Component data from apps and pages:
-- -- --
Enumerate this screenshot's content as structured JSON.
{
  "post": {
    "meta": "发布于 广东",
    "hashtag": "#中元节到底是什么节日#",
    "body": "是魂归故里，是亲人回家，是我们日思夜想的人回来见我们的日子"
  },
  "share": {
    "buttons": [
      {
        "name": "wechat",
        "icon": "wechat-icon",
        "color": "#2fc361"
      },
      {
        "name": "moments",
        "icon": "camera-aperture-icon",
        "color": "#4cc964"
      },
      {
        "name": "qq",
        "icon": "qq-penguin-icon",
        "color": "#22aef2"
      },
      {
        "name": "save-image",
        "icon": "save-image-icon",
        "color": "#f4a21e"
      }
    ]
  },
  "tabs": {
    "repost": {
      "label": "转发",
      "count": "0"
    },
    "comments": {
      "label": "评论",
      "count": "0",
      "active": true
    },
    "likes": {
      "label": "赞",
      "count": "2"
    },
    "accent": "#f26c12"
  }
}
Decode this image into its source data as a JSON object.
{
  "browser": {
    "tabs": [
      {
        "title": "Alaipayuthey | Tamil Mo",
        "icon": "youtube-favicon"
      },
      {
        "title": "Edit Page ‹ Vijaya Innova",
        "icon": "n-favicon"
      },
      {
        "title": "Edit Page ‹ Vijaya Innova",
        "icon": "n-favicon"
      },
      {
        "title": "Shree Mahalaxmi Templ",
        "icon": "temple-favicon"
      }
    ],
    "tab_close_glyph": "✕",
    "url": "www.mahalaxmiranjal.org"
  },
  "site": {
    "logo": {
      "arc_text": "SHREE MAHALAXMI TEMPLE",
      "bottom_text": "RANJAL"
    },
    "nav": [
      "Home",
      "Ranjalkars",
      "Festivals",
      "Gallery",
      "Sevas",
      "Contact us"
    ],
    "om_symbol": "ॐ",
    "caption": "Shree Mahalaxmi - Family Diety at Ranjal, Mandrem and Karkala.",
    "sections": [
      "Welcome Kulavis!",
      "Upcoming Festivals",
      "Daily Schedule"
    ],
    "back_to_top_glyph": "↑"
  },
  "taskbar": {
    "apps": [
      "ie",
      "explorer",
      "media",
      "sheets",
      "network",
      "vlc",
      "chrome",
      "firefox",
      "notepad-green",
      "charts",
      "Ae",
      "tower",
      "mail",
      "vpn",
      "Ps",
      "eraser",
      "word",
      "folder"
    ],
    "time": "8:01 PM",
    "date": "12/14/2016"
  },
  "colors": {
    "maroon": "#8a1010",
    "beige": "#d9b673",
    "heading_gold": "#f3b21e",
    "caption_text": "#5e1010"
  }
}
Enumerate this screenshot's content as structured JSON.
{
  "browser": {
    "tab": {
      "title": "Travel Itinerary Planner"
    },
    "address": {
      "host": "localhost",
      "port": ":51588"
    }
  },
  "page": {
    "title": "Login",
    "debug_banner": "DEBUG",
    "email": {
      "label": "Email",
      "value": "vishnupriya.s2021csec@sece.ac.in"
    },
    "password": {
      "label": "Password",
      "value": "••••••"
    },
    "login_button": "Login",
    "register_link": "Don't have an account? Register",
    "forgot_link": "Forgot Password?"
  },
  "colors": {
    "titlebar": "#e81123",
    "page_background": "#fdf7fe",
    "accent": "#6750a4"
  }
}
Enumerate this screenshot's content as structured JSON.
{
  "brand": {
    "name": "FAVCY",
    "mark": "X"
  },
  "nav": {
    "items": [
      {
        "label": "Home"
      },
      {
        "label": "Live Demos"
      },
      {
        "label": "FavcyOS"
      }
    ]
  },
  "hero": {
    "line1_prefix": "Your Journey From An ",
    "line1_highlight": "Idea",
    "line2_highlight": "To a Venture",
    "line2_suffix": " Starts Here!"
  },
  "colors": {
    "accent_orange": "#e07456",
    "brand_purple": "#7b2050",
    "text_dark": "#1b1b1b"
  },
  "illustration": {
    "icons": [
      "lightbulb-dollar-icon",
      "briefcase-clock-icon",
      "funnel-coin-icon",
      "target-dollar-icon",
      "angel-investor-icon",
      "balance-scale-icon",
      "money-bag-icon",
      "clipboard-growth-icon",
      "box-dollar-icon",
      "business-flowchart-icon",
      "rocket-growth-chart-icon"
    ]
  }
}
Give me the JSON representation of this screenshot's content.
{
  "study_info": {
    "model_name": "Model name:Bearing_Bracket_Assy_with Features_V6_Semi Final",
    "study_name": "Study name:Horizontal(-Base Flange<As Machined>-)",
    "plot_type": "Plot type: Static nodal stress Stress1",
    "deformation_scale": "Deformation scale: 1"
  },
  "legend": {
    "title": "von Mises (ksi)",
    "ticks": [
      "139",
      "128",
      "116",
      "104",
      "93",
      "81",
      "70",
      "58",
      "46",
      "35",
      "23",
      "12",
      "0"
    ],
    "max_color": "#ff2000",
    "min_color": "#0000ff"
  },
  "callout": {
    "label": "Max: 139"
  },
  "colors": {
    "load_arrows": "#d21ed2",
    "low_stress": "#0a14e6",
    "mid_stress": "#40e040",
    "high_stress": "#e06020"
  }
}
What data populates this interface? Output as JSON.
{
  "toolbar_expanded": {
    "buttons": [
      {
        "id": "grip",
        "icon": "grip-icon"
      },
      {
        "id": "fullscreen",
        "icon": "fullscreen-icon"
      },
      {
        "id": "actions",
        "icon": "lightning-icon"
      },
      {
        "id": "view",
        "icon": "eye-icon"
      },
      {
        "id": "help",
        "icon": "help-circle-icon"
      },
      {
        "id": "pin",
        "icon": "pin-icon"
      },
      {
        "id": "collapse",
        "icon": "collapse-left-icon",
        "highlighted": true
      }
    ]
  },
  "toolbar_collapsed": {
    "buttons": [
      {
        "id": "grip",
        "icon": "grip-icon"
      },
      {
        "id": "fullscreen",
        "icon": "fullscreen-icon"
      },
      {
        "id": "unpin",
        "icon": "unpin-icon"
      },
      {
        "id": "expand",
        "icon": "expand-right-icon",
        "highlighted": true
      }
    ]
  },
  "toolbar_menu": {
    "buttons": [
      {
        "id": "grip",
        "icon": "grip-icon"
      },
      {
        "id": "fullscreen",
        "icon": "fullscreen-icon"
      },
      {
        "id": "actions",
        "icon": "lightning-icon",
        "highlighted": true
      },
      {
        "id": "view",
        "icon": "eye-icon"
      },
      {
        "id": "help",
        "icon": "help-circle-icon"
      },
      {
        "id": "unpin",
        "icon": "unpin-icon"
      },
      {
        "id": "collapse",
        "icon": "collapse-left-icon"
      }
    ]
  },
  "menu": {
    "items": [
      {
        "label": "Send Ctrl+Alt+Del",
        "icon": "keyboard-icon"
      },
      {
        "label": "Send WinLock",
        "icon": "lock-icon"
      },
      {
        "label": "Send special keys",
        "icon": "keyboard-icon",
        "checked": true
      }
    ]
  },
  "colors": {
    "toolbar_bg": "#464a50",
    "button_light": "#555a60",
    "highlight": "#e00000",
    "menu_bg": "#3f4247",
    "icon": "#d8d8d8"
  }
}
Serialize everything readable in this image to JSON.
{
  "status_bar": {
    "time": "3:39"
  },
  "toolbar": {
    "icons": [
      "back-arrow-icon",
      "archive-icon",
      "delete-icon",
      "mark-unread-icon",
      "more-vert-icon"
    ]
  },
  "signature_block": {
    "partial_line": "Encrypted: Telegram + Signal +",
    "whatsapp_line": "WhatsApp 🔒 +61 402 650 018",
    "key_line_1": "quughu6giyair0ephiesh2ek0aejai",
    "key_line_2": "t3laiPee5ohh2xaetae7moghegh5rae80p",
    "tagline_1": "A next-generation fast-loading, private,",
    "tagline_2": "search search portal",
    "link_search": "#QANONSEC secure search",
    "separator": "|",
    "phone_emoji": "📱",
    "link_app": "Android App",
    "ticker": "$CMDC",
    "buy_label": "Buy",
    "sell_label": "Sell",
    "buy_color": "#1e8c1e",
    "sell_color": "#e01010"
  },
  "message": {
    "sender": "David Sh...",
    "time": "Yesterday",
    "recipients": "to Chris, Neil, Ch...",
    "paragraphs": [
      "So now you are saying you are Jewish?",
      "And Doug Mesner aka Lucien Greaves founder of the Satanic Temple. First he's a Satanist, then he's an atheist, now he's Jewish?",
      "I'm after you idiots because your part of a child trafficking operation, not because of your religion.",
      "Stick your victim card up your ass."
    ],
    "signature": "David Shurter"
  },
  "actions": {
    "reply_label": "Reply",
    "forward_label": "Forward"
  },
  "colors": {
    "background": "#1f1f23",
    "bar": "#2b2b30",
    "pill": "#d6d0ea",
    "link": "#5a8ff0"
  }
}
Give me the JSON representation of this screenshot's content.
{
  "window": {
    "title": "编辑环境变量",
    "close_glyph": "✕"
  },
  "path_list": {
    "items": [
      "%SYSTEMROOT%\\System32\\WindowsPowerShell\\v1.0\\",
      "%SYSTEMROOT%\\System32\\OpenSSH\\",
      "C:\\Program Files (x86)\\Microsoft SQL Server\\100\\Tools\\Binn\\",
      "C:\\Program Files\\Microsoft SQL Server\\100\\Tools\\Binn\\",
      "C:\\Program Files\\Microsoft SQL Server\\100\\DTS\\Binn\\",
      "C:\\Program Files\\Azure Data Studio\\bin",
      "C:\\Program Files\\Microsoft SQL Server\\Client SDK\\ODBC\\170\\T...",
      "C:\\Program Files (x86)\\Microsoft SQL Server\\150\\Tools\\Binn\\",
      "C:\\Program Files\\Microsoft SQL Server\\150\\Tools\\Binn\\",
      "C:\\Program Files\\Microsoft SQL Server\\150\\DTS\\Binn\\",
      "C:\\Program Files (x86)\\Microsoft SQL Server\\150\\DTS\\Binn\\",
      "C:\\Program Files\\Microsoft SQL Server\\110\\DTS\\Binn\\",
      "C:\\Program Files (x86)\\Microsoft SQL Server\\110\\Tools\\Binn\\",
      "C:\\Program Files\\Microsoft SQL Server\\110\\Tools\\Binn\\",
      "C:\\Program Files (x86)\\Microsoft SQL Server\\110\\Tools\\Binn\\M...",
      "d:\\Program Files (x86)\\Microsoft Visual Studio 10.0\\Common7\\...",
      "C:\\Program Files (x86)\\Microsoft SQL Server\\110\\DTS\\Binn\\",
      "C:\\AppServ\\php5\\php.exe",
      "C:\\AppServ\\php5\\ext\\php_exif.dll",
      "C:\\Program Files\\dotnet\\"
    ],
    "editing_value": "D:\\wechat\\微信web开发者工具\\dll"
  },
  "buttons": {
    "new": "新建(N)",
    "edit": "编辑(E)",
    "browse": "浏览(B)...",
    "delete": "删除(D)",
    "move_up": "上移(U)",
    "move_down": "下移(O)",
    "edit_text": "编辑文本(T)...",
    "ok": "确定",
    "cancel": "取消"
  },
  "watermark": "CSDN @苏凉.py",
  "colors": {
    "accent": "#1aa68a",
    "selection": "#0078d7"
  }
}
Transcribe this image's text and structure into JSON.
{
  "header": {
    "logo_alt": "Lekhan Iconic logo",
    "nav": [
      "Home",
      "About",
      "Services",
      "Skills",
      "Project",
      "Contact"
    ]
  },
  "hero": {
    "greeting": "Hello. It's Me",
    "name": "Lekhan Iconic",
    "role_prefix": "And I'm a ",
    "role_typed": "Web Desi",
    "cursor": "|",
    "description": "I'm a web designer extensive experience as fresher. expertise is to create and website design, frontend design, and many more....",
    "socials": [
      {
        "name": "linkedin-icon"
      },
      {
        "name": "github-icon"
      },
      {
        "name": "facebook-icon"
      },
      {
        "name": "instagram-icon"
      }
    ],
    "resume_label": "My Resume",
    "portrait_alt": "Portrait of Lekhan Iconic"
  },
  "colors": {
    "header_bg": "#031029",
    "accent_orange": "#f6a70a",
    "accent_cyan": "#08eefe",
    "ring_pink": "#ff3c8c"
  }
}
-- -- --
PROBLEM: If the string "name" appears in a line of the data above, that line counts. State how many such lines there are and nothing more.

FINAL ANSWER: 12